Non-governmental organisation My Vote Counts had asked the Constitutional Court to compel Parliament to pass legislation that would oblige political parties to reveal the sources of their donations, arguing that the constitutional right to access to information demanded this.
“We do not believe that the case was brought in good faith and in the interest of ensuring transparency regarding private funding across the board,” the office of African National Congress chief whip Stone Sizani said.
But Parliament, opposing the application, countered that there was no need for new legislation as the information could be requested in terms of the Promotion of Access to Information Act. My Vote Counts had raised concerns about shortcomings in the law.
The majority judgment held that the organisation should have directly challenged the constitutional validity of the legislation, and that its chosen route of demanding Parliament to pass a new legislation was flawed.
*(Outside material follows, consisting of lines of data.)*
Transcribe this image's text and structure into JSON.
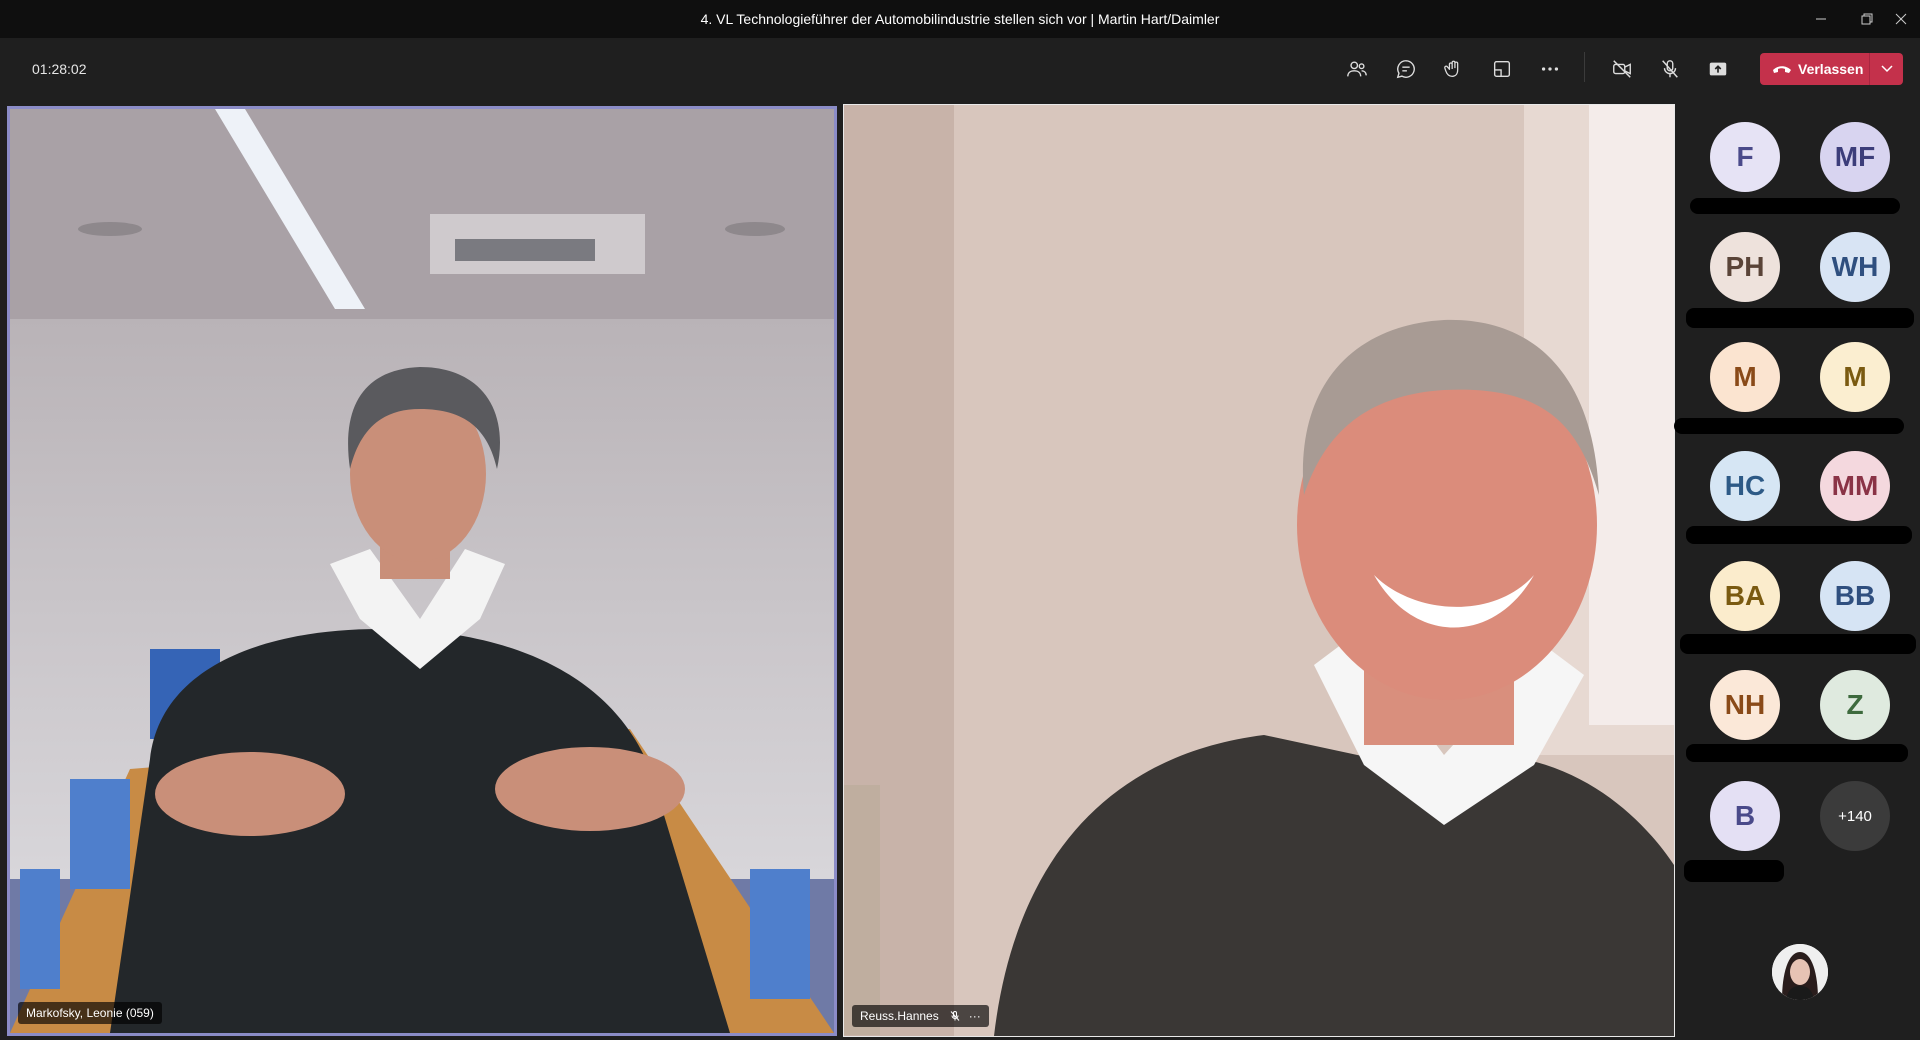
{
  "window": {
    "title": "4. VL Technologieführer der Automobilindustrie stellen sich vor | Martin Hart/Daimler"
  },
  "toolbar": {
    "timer": "01:28:02",
    "leave_label": "Verlassen",
    "icons": [
      "participants-icon",
      "chat-icon",
      "reactions-icon",
      "rooms-icon",
      "more-icon",
      "camera-off-icon",
      "mic-off-icon",
      "share-icon"
    ]
  },
  "tiles": {
    "left_label": "Markofsky, Leonie (059)",
    "right_label": "Reuss.Hannes",
    "right_more": "···"
  },
  "participants": [
    {
      "initials": "F",
      "bg": "#e6e3f5",
      "fg": "#4a4a8a"
    },
    {
      "initials": "MF",
      "bg": "#d8d4f0",
      "fg": "#3c3d7a"
    },
    {
      "initials": "PH",
      "bg": "#eee2dc",
      "fg": "#5a4438"
    },
    {
      "initials": "WH",
      "bg": "#d8e4f4",
      "fg": "#2f4f7f"
    },
    {
      "initials": "M",
      "bg": "#fbe4d0",
      "fg": "#8a4a18"
    },
    {
      "initials": "M",
      "bg": "#fbeed0",
      "fg": "#7a5a10"
    },
    {
      "initials": "HC",
      "bg": "#d6e6f4",
      "fg": "#2d5a86"
    },
    {
      "initials": "MM",
      "bg": "#f4d8de",
      "fg": "#8a3346"
    },
    {
      "initials": "BA",
      "bg": "#fbeccc",
      "fg": "#7a5a10"
    },
    {
      "initials": "BB",
      "bg": "#d6e4f4",
      "fg": "#2f4f7f"
    },
    {
      "initials": "NH",
      "bg": "#fbe8d8",
      "fg": "#8a4a18"
    },
    {
      "initials": "Z",
      "bg": "#dfeadf",
      "fg": "#3d6a3d"
    },
    {
      "initials": "B",
      "bg": "#e4e0f4",
      "fg": "#4a4a8a"
    },
    {
      "initials": "+140",
      "bg": "#3b3b3b",
      "fg": "#ffffff"
    }
  ]
}
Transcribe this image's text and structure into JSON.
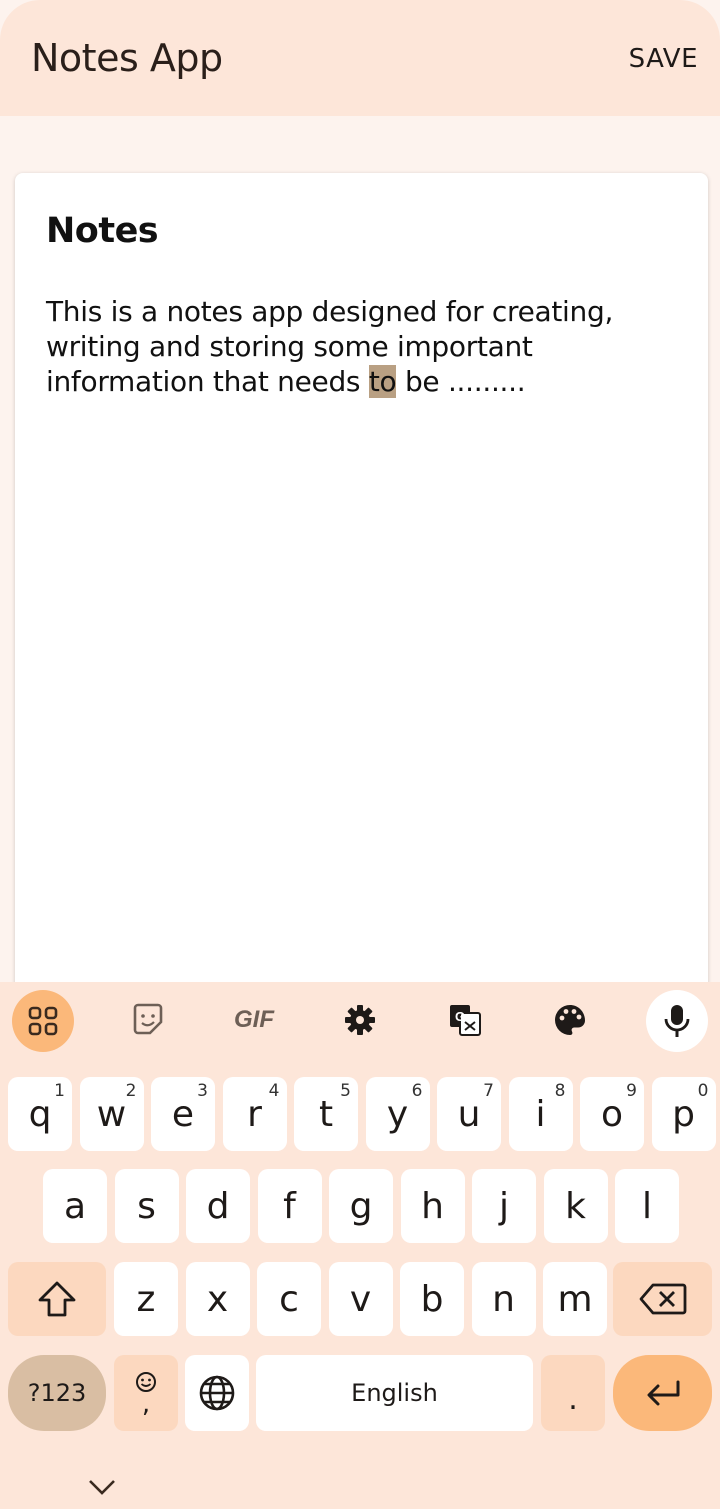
{
  "app_bar": {
    "title": "Notes App",
    "save_label": "SAVE"
  },
  "note": {
    "title": "Notes",
    "body_before": "This is a notes app designed for creating, writing and storing some important information that needs ",
    "body_selected": "to",
    "body_after": " be ........."
  },
  "keyboard": {
    "toolbar": [
      "apps-grid-icon",
      "sticker-icon",
      "GIF",
      "settings-gear-icon",
      "translate-icon",
      "palette-icon",
      "microphone-icon"
    ],
    "gif_label": "GIF",
    "row1": [
      {
        "k": "q",
        "n": "1"
      },
      {
        "k": "w",
        "n": "2"
      },
      {
        "k": "e",
        "n": "3"
      },
      {
        "k": "r",
        "n": "4"
      },
      {
        "k": "t",
        "n": "5"
      },
      {
        "k": "y",
        "n": "6"
      },
      {
        "k": "u",
        "n": "7"
      },
      {
        "k": "i",
        "n": "8"
      },
      {
        "k": "o",
        "n": "9"
      },
      {
        "k": "p",
        "n": "0"
      }
    ],
    "row2": [
      "a",
      "s",
      "d",
      "f",
      "g",
      "h",
      "j",
      "k",
      "l"
    ],
    "row3": [
      "z",
      "x",
      "c",
      "v",
      "b",
      "n",
      "m"
    ],
    "symbols_label": "?123",
    "comma_label": ",",
    "space_label": "English",
    "period_label": "."
  },
  "colors": {
    "app_bar": "#fde6d9",
    "accent": "#fbb87a",
    "selection": "#b9a083"
  }
}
A minority judgment, written by Judge Edwin Cameron, held that the constitutional right to vote and that of access to information requires compulsory disclosure of the sources of private funding to parties.
Cameron, with judges Dikgang Moseneke, Johan Froneman and Achmat Jappie concurring, found that Parliament had therefore failed to fulfil a constitutional obligation and that My Vote Counts had not been compelled to attack PAIA as it did not purport to be the only law to safeguard access to information.
Sizani’s office, in its comment, said that the ANC took the issue of transparency when it comes to private funding seriously, “not only for political parties but for civil society organisations as well”.